What you need to do: Produce the full set of records below once more, exactly as they stand.

Dataset records:
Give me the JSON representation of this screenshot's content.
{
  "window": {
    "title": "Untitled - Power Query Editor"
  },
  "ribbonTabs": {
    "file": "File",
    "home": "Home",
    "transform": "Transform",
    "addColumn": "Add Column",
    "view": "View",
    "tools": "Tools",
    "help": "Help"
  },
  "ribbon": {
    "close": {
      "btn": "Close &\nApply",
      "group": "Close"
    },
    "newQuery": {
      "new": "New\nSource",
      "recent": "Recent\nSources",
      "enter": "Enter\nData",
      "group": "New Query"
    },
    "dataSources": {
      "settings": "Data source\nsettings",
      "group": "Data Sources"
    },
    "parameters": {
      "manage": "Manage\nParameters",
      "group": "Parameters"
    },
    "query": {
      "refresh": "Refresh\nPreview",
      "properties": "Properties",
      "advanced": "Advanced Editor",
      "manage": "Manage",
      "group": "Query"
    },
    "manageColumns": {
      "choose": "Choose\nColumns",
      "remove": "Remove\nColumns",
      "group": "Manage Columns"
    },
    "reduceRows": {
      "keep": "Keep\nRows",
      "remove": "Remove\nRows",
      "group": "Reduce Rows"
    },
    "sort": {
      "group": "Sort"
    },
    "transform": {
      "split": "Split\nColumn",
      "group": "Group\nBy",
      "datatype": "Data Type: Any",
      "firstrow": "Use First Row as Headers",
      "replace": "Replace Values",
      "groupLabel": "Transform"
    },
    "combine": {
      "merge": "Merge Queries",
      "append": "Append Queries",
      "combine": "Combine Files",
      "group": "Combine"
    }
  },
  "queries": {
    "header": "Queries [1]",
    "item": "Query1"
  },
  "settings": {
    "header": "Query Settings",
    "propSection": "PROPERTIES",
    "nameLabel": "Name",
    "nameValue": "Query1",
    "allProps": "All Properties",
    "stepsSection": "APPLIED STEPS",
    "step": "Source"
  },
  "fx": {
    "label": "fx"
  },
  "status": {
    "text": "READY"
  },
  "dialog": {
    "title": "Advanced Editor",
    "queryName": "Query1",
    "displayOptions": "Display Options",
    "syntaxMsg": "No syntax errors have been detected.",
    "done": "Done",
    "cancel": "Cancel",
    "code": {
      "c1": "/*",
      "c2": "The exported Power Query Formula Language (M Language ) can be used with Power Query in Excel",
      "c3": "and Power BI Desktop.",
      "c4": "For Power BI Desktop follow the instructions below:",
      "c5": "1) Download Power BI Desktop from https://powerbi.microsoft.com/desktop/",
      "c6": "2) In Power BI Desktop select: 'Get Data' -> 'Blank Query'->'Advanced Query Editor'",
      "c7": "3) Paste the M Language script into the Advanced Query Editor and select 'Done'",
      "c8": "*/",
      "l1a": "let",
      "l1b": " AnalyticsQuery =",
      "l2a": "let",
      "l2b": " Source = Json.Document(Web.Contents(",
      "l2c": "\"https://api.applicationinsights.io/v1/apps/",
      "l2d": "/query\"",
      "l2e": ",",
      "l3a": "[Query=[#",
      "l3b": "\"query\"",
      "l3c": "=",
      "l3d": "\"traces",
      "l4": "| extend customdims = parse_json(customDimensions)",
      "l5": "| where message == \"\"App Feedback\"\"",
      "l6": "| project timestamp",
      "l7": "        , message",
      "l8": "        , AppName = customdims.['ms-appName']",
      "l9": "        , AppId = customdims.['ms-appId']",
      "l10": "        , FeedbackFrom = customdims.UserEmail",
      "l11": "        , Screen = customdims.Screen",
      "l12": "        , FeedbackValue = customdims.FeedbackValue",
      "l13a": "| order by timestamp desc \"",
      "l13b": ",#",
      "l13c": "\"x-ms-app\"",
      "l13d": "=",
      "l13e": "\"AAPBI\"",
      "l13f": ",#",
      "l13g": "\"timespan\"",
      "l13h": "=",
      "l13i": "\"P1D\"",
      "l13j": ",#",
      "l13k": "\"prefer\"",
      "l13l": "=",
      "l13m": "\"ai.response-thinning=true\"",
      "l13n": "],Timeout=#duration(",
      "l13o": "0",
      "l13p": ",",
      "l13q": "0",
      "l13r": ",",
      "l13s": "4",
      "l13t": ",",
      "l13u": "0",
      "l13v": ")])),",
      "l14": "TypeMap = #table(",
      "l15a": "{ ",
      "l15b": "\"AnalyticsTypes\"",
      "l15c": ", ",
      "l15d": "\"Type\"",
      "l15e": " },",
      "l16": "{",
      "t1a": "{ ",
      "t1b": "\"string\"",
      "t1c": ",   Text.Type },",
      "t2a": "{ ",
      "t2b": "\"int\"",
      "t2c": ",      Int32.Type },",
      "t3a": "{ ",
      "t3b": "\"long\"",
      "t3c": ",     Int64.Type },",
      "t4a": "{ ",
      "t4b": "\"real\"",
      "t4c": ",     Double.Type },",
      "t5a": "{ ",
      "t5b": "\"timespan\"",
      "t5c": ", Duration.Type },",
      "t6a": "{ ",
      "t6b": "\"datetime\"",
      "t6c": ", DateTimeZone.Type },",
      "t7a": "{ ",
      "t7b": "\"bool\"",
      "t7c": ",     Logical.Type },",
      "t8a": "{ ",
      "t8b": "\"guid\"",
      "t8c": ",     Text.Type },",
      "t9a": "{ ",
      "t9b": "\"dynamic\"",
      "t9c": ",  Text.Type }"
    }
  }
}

Answer below:
Give me the JSON representation of this screenshot's content.
{
  "window": {
    "title": "Untitled - Power Query Editor"
  },
  "ribbonTabs": {
    "file": "File",
    "home": "Home",
    "transform": "Transform",
    "addColumn": "Add Column",
    "view": "View",
    "tools": "Tools",
    "help": "Help"
  },
  "ribbon": {
    "close": {
      "btn": "Close &\nApply",
      "group": "Close"
    },
    "newQuery": {
      "new": "New\nSource",
      "recent": "Recent\nSources",
      "enter": "Enter\nData",
      "group": "New Query"
    },
    "dataSources": {
      "settings": "Data source\nsettings",
      "group": "Data Sources"
    },
    "parameters": {
      "manage": "Manage\nParameters",
      "group": "Parameters"
    },
    "query": {
      "refresh": "Refresh\nPreview",
      "properties": "Properties",
      "advanced": "Advanced Editor",
      "manage": "Manage",
      "group": "Query"
    },
    "manageColumns": {
      "choose": "Choose\nColumns",
      "remove": "Remove\nColumns",
      "group": "Manage Columns"
    },
    "reduceRows": {
      "keep": "Keep\nRows",
      "remove": "Remove\nRows",
      "group": "Reduce Rows"
    },
    "sort": {
      "group": "Sort"
    },
    "transform": {
      "split": "Split\nColumn",
      "group": "Group\nBy",
      "datatype": "Data Type: Any",
      "firstrow": "Use First Row as Headers",
      "replace": "Replace Values",
      "groupLabel": "Transform"
    },
    "combine": {
      "merge": "Merge Queries",
      "append": "Append Queries",
      "combine": "Combine Files",
      "group": "Combine"
    }
  },
  "queries": {
    "header": "Queries [1]",
    "item": "Query1"
  },
  "settings": {
    "header": "Query Settings",
    "propSection": "PROPERTIES",
    "nameLabel": "Name",
    "nameValue": "Query1",
    "allProps": "All Properties",
    "stepsSection": "APPLIED STEPS",
    "step": "Source"
  },
  "fx": {
    "label": "fx"
  },
  "status": {
    "text": "READY"
  },
  "dialog": {
    "title": "Advanced Editor",
    "queryName": "Query1",
    "displayOptions": "Display Options",
    "syntaxMsg": "No syntax errors have been detected.",
    "done": "Done",
    "cancel": "Cancel",
    "code": {
      "c1": "/*",
      "c2": "The exported Power Query Formula Language (M Language ) can be used with Power Query in Excel",
      "c3": "and Power BI Desktop.",
      "c4": "For Power BI Desktop follow the instructions below:",
      "c5": "1) Download Power BI Desktop from https://powerbi.microsoft.com/desktop/",
      "c6": "2) In Power BI Desktop select: 'Get Data' -> 'Blank Query'->'Advanced Query Editor'",
      "c7": "3) Paste the M Language script into the Advanced Query Editor and select 'Done'",
      "c8": "*/",
      "l1a": "let",
      "l1b": " AnalyticsQuery =",
      "l2a": "let",
      "l2b": " Source = Json.Document(Web.Contents(",
      "l2c": "\"https://api.applicationinsights.io/v1/apps/",
      "l2d": "/query\"",
      "l2e": ",",
      "l3a": "[Query=[#",
      "l3b": "\"query\"",
      "l3c": "=",
      "l3d": "\"traces",
      "l4": "| extend customdims = parse_json(customDimensions)",
      "l5": "| where message == \"\"App Feedback\"\"",
      "l6": "| project timestamp",
      "l7": "        , message",
      "l8": "        , AppName = customdims.['ms-appName']",
      "l9": "        , AppId = customdims.['ms-appId']",
      "l10": "        , FeedbackFrom = customdims.UserEmail",
      "l11": "        , Screen = customdims.Screen",
      "l12": "        , FeedbackValue = customdims.FeedbackValue",
      "l13a": "| order by timestamp desc \"",
      "l13b": ",#",
      "l13c": "\"x-ms-app\"",
      "l13d": "=",
      "l13e": "\"AAPBI\"",
      "l13f": ",#",
      "l13g": "\"timespan\"",
      "l13h": "=",
      "l13i": "\"P1D\"",
      "l13j": ",#",
      "l13k": "\"prefer\"",
      "l13l": "=",
      "l13m": "\"ai.response-thinning=true\"",
      "l13n": "],Timeout=#duration(",
      "l13o": "0",
      "l13p": ",",
      "l13q": "0",
      "l13r": ",",
      "l13s": "4",
      "l13t": ",",
      "l13u": "0",
      "l13v": ")])),",
      "l14": "TypeMap = #table(",
      "l15a": "{ ",
      "l15b": "\"AnalyticsTypes\"",
      "l15c": ", ",
      "l15d": "\"Type\"",
      "l15e": " },",
      "l16": "{",
      "t1a": "{ ",
      "t1b": "\"string\"",
      "t1c": ",   Text.Type },",
      "t2a": "{ ",
      "t2b": "\"int\"",
      "t2c": ",      Int32.Type },",
      "t3a": "{ ",
      "t3b": "\"long\"",
      "t3c": ",     Int64.Type },",
      "t4a": "{ ",
      "t4b": "\"real\"",
      "t4c": ",     Double.Type },",
      "t5a": "{ ",
      "t5b": "\"timespan\"",
      "t5c": ", Duration.Type },",
      "t6a": "{ ",
      "t6b": "\"datetime\"",
      "t6c": ", DateTimeZone.Type },",
      "t7a": "{ ",
      "t7b": "\"bool\"",
      "t7c": ",     Logical.Type },",
      "t8a": "{ ",
      "t8b": "\"guid\"",
      "t8c": ",     Text.Type },",
      "t9a": "{ ",
      "t9b": "\"dynamic\"",
      "t9c": ",  Text.Type }"
    }
  }
}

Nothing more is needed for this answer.